. . . produced and directed by Frances Causey and Donald Goldmacher, [“HEIST”] has the virtue of taking the long view of a crisis that recent films like “Inside Job” and “Too Big to Fail” have only sketchily explored. It makes a strong case that government regulation of business is essential for democracy to flourish. One of many pertinent observations from a host of experts is that the rich really don’t need the government as much as everybody else.
Following is the extended trailer for the documentary “HEIST.” The DVD is available for purchase for individual and group showings at www.heist-themovie.com.
The Powell Memo
In its effort to trace the origins of the 2008 meltdown, HEIST explores a long forgotten 1971 memo penned by Lewis F. Powell at the request of Eugene B. Sydnor, chairmen of the U.S. Chamber of Commerce education committee. The 6,400-word document, “Attack on the American Free Enterprise System,” reads today as a blueprint for the conservative agenda as it has unfolded over the past 40 years. Powell—a corporate lawyer and conservative Democrat—sat on the boards of eleven corporations. Two months after writing his memo, Richard Nixon appointed him to the Supreme Court. Nixon had tried to appoint him earlier but he declined, not wanting to give up his lucrative law career. But Nixon appealed to his sense of patriotism and Powell finally accepted.
Bill Black, a former bank regulator and author of The Best Way to Rob a Bank is to Own One has a very interesting and lengthy analysis of the Powell memo at Naked Capitalism. He says of Powell:
He issued a clarion call for corporations to mobilize their economic power to further their economic interests by ensuring that corporations dominated every influential and powerful American institution. Lewis Powell’s call was answered by the CEOs who funded the creation of Cato, Heritage, and hundreds of other movement centers.
In his decidedly undemocratic memo, Powell argued for a big business takeover of government, media, academia, churches, arts and sciences, and the destruction of organized labor and consumer protection groups. All this was to preserve “the American Free Enterprise System” which he worshipped as the driving force that made the American way of life superior to all others. Because he believed free market capitalism was under threat, he advocated “constant surveillance” of textbook and television content and a purge of left wing elements in all aspects of society. In order to accomplish these goals, he recommended a “scale of financing only available through a joint effort.” His aim was none other than total corporate control of law and politics. Through the efforts of the U.S. Chamber of Commerce, his memo was widely distributed among bankers, corporate board members, CEOs, and lobbying groups.

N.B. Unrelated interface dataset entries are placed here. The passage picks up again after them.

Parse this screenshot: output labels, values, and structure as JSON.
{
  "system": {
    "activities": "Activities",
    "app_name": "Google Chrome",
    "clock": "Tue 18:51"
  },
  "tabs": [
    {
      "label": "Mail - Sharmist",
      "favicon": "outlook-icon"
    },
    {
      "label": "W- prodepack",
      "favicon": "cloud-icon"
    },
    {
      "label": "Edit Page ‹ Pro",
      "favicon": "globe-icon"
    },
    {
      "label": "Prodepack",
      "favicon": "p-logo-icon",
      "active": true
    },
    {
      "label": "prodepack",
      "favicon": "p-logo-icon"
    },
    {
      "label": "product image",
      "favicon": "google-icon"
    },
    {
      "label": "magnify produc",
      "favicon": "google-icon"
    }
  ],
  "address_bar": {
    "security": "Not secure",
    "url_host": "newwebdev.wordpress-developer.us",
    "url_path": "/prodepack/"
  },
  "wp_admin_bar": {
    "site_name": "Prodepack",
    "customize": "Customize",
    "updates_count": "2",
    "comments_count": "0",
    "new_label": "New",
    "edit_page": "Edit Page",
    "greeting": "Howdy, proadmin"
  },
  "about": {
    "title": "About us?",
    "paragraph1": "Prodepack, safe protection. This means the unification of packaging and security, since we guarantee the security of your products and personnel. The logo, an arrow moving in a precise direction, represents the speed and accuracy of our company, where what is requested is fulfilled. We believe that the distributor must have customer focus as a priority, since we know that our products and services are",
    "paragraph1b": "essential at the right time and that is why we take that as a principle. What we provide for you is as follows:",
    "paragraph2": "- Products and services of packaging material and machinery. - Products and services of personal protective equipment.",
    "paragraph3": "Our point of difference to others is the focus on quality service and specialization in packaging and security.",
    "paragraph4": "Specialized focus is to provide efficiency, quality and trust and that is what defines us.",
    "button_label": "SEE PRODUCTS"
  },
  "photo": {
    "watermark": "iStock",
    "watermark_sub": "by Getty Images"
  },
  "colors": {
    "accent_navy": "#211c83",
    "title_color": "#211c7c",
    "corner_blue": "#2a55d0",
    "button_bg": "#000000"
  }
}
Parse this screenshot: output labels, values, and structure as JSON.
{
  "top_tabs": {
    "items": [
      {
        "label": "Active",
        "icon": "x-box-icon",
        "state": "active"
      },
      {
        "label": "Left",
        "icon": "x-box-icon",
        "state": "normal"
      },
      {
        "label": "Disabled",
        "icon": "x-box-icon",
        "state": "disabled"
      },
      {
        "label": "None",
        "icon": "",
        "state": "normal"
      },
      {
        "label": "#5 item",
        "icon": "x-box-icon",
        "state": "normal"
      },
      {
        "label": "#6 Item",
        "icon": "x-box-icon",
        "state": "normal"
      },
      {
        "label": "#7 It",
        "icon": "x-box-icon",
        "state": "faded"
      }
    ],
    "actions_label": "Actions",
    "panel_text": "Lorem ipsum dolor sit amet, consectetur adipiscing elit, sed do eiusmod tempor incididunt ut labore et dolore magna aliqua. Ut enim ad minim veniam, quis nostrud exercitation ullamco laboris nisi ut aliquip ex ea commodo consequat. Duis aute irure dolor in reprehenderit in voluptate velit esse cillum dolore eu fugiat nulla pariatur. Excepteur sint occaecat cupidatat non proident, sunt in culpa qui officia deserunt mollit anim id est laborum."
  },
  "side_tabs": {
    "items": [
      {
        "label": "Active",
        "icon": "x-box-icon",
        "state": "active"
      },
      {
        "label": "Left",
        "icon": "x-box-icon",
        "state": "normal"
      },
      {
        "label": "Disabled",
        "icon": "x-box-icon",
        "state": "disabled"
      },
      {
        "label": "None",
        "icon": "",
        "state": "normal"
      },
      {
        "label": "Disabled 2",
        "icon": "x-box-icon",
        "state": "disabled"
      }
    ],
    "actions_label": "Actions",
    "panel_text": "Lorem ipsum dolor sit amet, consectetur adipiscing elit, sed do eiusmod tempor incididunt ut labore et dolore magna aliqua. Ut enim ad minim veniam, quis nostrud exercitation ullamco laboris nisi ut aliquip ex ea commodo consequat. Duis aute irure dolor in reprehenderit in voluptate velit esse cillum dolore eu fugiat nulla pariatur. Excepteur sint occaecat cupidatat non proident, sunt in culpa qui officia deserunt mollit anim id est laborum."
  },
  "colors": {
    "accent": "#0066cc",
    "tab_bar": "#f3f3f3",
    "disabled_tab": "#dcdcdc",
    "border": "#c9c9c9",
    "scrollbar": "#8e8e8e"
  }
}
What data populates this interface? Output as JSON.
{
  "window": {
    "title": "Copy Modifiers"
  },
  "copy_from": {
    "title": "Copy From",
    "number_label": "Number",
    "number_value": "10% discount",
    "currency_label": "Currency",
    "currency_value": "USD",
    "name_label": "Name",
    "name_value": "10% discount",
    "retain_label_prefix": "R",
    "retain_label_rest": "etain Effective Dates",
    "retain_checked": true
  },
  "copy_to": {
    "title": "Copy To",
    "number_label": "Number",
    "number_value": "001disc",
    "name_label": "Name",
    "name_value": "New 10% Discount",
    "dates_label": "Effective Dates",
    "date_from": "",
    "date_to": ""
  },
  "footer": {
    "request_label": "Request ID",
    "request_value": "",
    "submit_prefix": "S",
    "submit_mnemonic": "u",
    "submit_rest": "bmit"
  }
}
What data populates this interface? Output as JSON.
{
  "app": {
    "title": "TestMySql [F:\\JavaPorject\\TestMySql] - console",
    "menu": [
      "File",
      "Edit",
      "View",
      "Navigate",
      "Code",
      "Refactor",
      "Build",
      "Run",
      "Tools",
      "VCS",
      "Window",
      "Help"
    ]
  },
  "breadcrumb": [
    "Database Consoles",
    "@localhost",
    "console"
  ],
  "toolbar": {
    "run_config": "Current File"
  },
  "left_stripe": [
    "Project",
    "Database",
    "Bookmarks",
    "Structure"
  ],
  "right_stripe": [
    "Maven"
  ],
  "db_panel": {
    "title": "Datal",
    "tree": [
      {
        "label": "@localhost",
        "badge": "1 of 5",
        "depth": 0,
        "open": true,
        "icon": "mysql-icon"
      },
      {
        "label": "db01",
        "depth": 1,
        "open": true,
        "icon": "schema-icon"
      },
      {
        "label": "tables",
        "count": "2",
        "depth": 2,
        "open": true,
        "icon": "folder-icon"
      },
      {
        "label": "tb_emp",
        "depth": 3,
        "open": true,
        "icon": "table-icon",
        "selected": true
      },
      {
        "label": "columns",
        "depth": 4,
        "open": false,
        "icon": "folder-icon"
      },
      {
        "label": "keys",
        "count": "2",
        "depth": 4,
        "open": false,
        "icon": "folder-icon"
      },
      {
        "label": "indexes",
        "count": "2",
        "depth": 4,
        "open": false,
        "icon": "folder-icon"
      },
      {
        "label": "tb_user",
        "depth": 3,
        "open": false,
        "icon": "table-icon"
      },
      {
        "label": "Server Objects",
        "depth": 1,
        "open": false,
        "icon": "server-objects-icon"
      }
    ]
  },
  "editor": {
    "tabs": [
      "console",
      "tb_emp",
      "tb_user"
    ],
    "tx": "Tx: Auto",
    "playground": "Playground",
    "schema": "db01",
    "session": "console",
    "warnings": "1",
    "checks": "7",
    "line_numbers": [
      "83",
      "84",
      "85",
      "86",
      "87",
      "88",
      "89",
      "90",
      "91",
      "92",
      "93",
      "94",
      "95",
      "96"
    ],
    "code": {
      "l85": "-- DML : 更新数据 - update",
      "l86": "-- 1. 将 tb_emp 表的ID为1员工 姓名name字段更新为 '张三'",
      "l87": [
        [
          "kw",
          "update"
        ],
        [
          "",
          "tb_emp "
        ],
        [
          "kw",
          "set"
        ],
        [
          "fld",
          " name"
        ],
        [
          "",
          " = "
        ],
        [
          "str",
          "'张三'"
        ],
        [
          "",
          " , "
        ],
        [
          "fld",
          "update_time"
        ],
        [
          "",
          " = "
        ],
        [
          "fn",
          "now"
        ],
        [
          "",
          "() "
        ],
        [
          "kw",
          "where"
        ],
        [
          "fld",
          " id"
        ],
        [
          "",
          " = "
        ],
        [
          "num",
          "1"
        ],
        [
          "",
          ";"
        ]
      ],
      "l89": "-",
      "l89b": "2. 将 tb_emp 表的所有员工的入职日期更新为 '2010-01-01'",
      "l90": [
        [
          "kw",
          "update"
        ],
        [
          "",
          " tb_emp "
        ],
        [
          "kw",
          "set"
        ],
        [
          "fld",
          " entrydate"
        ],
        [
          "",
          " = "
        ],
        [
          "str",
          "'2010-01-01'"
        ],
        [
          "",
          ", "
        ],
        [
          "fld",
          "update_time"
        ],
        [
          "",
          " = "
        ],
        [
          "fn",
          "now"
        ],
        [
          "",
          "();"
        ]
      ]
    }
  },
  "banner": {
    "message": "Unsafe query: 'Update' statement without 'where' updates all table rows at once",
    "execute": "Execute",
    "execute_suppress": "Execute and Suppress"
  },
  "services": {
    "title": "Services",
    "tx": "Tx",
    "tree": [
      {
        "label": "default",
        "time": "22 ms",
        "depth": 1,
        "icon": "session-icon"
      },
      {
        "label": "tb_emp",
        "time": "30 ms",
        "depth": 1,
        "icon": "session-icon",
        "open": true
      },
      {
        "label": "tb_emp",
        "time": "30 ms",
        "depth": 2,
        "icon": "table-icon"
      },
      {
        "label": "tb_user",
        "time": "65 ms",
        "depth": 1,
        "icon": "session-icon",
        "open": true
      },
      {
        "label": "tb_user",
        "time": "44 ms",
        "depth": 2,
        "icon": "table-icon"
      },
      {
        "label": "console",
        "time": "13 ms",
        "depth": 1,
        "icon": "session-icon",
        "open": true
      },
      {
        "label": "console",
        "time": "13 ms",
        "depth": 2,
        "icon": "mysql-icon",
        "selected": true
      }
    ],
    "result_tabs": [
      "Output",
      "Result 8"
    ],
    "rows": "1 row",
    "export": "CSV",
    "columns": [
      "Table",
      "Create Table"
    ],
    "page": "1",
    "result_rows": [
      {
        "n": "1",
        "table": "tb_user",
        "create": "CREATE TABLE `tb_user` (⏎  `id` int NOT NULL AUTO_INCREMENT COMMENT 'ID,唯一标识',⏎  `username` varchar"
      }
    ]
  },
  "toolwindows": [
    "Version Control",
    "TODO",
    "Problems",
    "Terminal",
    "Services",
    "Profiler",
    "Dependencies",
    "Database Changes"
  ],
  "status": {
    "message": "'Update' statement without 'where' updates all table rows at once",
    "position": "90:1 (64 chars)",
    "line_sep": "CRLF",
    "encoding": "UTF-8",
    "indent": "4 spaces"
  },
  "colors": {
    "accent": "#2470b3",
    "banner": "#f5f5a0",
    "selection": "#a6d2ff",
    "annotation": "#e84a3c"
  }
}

The movie “HEIST” explores the systematic implementation of the corporatist ideas expressed in Powell’s memo by both Democrats and Republicans over the last forty years including the deregulation of industry (the gutting of the Glass-Steagall Act), outsourcing of jobs (NAFTA), and regressive taxation (Bush tax cuts). All of which led us to the global financial crisis of 2008, an increase in poverty, and the dismantling of the American middle class.
It’s a leap to say that the memo was the seminal document that galvanized the right into action. At the time Powell wrote it, there were many who shared his views. His memo served more to collect those ideas into a working document that the business world could use. Decades later, the Citizens United Supreme Court decision is the grotesque culmination of the undemocratic, oligarchic ideas of Powell and his profit worshiping friends.
Powell believed that bankers and corporate CEOs were responsible, moral human beings—superior and trustworthy citizens—who, if freed from regulation and supported by government, would lead themselves and therefore the rest of the country to prosperity. He assumed these upright citizens would police themselves. He may not have known (or allowed himself to know) how extreme, and even sociopathic, the right would become in the ensuing years.
Powell served as Associate Supreme Court Justice from 1972 until 1987 and throughout his tenure, had a reputation for being moderate, a “master of compromise and consensus building.” If he had witnessed the criminal behavior in the finance industry first hand, and the growing, bi-partisan, revolving door corruption in Washington DC that led to the 2008 meltdown, given that he identified himself as a moral man, would he have questioned his admiration the corporate world?
The new documentary “HEIST” is a must see for progressives, or anyone else, who want to understand how we got to where we are today.